I am still thinking about the relationship between integrals in the two
spaces, and in precisely what way they can be considered to be equivalent.

sto, Dec 17, 2008
12. ### William ElliotGuest

Good, glad to have been of help. Note that after two days of no response,
I remove the tread and there after delete all posts that aren't in the
especially in view of the low volume of this usegroup, I looked twice at
the title for it's interest. Luckily I pause to think about it and then
recalled, perhaps this is a delayed reply. It was. To assure that
delayed replies don't get discarded, remove the 'Re:' from the subject
line as I've done with this reply to indicate a renewed thread.

Having looked at your replies, I see nothing for me to comment upon since
for the most part it appears to be you thinking out loud and getting a
handle on the problem. Has it become your koan? ;-)
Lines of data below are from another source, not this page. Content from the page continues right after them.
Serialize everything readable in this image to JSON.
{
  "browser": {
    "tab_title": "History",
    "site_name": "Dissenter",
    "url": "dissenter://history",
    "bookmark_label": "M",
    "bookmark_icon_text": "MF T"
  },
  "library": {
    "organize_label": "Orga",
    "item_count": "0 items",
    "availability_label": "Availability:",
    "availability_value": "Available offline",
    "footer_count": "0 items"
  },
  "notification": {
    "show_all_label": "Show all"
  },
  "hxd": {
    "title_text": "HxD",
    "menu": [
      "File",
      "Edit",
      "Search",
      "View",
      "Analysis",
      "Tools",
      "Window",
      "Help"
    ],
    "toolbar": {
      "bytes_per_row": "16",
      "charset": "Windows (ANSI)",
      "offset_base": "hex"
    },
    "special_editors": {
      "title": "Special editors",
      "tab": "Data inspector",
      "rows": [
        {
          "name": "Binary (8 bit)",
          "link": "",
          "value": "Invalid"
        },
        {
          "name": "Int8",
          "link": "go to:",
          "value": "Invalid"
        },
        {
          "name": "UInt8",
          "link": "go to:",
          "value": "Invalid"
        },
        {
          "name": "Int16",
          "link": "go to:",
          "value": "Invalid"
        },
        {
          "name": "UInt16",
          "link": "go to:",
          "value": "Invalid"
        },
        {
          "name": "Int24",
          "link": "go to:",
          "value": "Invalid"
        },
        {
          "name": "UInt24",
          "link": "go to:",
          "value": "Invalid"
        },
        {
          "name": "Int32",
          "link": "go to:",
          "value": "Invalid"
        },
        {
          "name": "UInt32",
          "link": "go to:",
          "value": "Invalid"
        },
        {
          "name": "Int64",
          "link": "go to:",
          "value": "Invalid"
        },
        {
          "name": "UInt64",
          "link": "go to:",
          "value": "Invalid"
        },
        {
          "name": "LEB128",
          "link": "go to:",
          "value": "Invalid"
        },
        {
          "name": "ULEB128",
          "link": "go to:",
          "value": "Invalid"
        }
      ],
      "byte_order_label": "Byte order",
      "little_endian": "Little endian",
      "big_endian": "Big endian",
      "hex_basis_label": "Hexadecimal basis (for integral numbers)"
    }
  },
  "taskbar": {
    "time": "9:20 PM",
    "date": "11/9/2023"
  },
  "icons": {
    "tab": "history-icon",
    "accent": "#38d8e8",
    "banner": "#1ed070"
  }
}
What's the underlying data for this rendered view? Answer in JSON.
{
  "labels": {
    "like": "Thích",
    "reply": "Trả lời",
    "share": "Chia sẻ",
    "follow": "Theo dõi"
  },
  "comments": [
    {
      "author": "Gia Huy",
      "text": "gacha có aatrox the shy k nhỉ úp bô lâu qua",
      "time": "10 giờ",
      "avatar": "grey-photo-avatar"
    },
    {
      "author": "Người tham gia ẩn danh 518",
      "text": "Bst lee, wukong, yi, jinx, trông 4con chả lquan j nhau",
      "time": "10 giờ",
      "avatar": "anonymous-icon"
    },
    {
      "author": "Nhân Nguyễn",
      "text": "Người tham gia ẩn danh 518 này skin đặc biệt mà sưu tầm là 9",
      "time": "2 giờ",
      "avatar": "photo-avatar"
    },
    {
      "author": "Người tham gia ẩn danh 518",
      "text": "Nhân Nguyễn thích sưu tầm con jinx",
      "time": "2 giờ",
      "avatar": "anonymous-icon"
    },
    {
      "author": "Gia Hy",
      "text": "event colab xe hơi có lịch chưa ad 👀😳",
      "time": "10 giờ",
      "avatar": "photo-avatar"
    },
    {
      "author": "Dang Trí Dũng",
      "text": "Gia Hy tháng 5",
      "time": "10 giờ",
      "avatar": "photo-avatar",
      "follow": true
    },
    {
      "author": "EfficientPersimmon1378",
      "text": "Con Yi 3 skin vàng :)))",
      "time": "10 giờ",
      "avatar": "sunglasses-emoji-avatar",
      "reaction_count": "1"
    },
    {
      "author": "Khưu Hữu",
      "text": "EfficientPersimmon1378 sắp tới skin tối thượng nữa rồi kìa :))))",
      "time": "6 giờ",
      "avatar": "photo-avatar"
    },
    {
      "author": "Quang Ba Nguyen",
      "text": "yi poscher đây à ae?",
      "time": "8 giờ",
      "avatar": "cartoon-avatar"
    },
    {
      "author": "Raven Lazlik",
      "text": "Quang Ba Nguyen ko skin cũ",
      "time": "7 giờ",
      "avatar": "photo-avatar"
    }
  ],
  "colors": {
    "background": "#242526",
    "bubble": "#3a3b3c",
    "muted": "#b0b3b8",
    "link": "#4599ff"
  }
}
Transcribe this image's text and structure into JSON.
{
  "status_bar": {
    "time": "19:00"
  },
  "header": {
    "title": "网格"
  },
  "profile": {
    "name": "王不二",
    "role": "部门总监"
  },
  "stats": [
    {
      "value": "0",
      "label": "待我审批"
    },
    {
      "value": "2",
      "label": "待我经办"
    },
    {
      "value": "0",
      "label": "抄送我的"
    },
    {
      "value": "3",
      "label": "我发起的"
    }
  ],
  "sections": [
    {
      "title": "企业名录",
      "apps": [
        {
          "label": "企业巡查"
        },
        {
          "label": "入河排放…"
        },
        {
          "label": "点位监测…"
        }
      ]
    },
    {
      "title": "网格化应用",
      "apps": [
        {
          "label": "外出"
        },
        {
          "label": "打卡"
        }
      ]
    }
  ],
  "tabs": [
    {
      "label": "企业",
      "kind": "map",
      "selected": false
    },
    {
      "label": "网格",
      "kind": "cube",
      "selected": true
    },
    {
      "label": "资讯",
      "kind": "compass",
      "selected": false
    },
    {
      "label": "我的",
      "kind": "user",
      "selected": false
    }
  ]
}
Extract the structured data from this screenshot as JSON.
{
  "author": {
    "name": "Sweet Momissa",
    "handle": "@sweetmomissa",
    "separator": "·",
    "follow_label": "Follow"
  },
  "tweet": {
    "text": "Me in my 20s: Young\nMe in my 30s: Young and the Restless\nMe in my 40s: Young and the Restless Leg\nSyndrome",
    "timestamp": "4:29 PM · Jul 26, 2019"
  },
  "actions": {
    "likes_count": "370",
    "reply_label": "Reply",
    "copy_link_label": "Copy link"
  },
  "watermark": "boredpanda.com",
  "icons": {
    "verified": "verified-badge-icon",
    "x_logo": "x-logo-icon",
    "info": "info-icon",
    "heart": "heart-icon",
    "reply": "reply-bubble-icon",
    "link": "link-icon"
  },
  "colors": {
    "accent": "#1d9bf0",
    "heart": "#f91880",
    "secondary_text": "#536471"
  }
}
William Elliot, Dec 18, 2008
13. ### stoGuest

To be sure I actually understood this, I had to work through all the
"trivial" details that nobody pays attention to, which is what took so
long. In the end, one man's measure space is another man's koan.

sto, Dec 18, 2008
14. ### stoGuest

To be sure I actually understood this, I had to work through all the
"trivial" details that nobody pays attention to, which is what took so
long. In the end, one man's measure space is another man's koan.

sto, Dec 18, 2008
15. ### William ElliotGuest

Indeed. I may come back to a difficult topic, several days, even weeks or
Happily it's your problem and not mine.

Riddle of the day. What's the mean measure of a vicious circle?

William Elliot, Dec 19, 2008
16. ### stoGuest

circular angle measure?

sto, Dec 22, 2008